### PROBLEM REQUIREMENTS
Reproduce every record verbatim but drop the pictures.

### SUPPLIED INFORMATION
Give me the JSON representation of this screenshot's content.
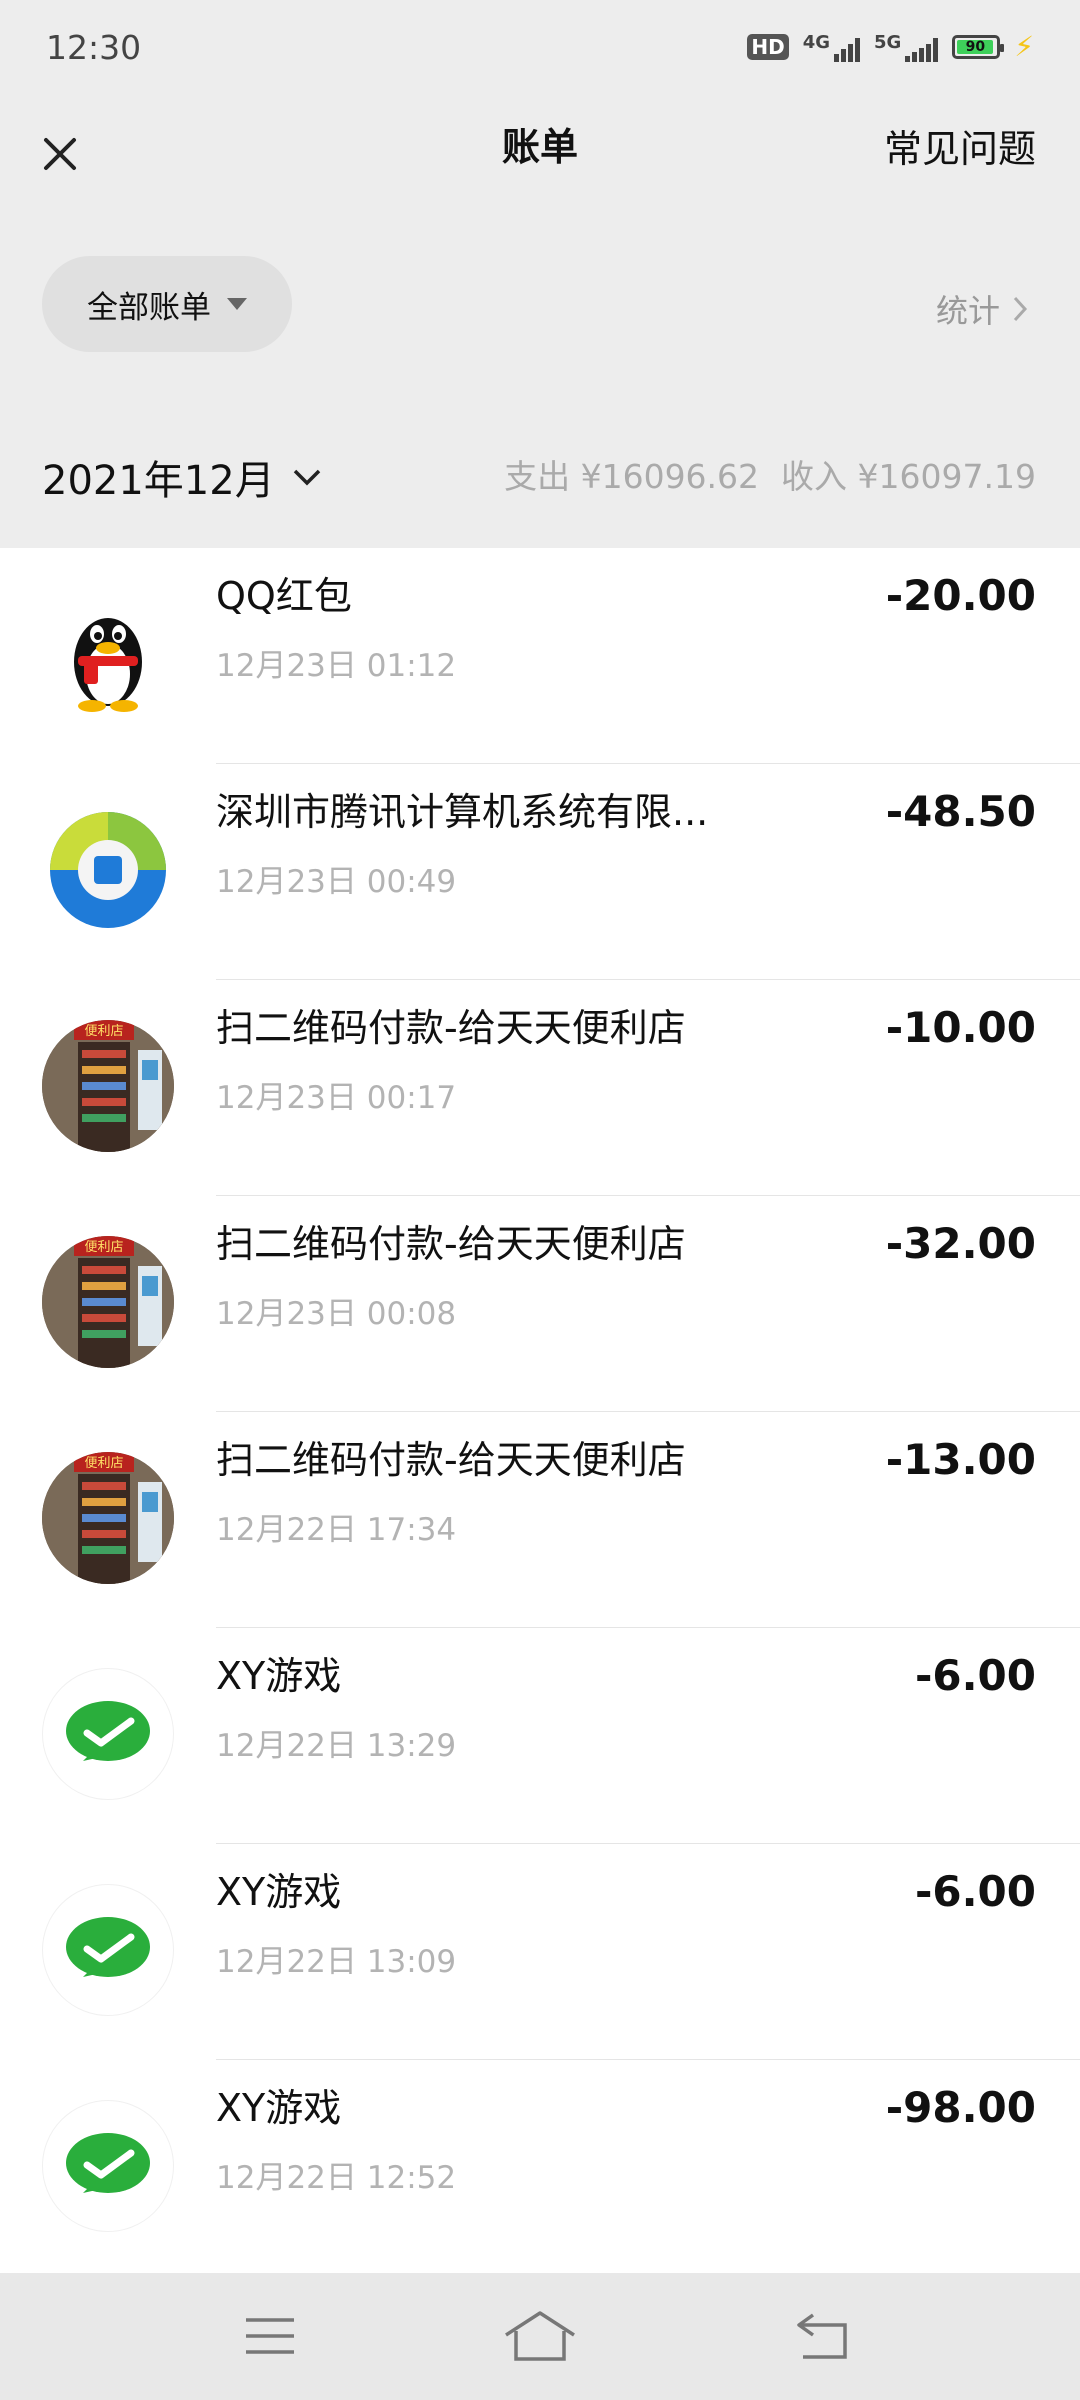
{
  "status_bar": {
    "time": "12:30",
    "hd_label": "HD",
    "network_1": "4G",
    "network_2": "5G",
    "battery_level": "90"
  },
  "nav": {
    "title": "账单",
    "faq_label": "常见问题"
  },
  "filter": {
    "label": "全部账单",
    "stats_label": "统计"
  },
  "month": {
    "label": "2021年12月",
    "expense": "支出 ¥16096.62",
    "income": "收入 ¥16097.19"
  },
  "transactions": [
    {
      "name": "QQ红包",
      "time": "12月23日 01:12",
      "amount": "-20.00",
      "icon": "qq-penguin-icon"
    },
    {
      "name": "深圳市腾讯计算机系统有限...",
      "time": "12月23日 00:49",
      "amount": "-48.50",
      "icon": "tencent-logo-icon"
    },
    {
      "name": "扫二维码付款-给天天便利店",
      "time": "12月23日 00:17",
      "amount": "-10.00",
      "icon": "store-photo"
    },
    {
      "name": "扫二维码付款-给天天便利店",
      "time": "12月23日 00:08",
      "amount": "-32.00",
      "icon": "store-photo"
    },
    {
      "name": "扫二维码付款-给天天便利店",
      "time": "12月22日 17:34",
      "amount": "-13.00",
      "icon": "store-photo"
    },
    {
      "name": "XY游戏",
      "time": "12月22日 13:29",
      "amount": "-6.00",
      "icon": "wechat-pay-icon"
    },
    {
      "name": "XY游戏",
      "time": "12月22日 13:09",
      "amount": "-6.00",
      "icon": "wechat-pay-icon"
    },
    {
      "name": "XY游戏",
      "time": "12月22日 12:52",
      "amount": "-98.00",
      "icon": "wechat-pay-icon"
    }
  ],
  "store_sign": "便利店",
  "colors": {
    "background": "#ededed",
    "list_background": "#ffffff",
    "wechat_green": "#2aae3c",
    "muted_text": "#b3b3b3"
  }
}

### REPLY TO THE TASK
Give me the JSON representation of this screenshot's content.
{
  "status_bar": {
    "time": "12:30",
    "hd_label": "HD",
    "network_1": "4G",
    "network_2": "5G",
    "battery_level": "90"
  },
  "nav": {
    "title": "账单",
    "faq_label": "常见问题"
  },
  "filter": {
    "label": "全部账单",
    "stats_label": "统计"
  },
  "month": {
    "label": "2021年12月",
    "expense": "支出 ¥16096.62",
    "income": "收入 ¥16097.19"
  },
  "transactions": [
    {
      "name": "QQ红包",
      "time": "12月23日 01:12",
      "amount": "-20.00",
      "icon": "qq-penguin-icon"
    },
    {
      "name": "深圳市腾讯计算机系统有限...",
      "time": "12月23日 00:49",
      "amount": "-48.50",
      "icon": "tencent-logo-icon"
    },
    {
      "name": "扫二维码付款-给天天便利店",
      "time": "12月23日 00:17",
      "amount": "-10.00",
      "icon": "store-photo"
    },
    {
      "name": "扫二维码付款-给天天便利店",
      "time": "12月23日 00:08",
      "amount": "-32.00",
      "icon": "store-photo"
    },
    {
      "name": "扫二维码付款-给天天便利店",
      "time": "12月22日 17:34",
      "amount": "-13.00",
      "icon": "store-photo"
    },
    {
      "name": "XY游戏",
      "time": "12月22日 13:29",
      "amount": "-6.00",
      "icon": "wechat-pay-icon"
    },
    {
      "name": "XY游戏",
      "time": "12月22日 13:09",
      "amount": "-6.00",
      "icon": "wechat-pay-icon"
    },
    {
      "name": "XY游戏",
      "time": "12月22日 12:52",
      "amount": "-98.00",
      "icon": "wechat-pay-icon"
    }
  ],
  "store_sign": "便利店",
  "colors": {
    "background": "#ededed",
    "list_background": "#ffffff",
    "wechat_green": "#2aae3c",
    "muted_text": "#b3b3b3"
  }
}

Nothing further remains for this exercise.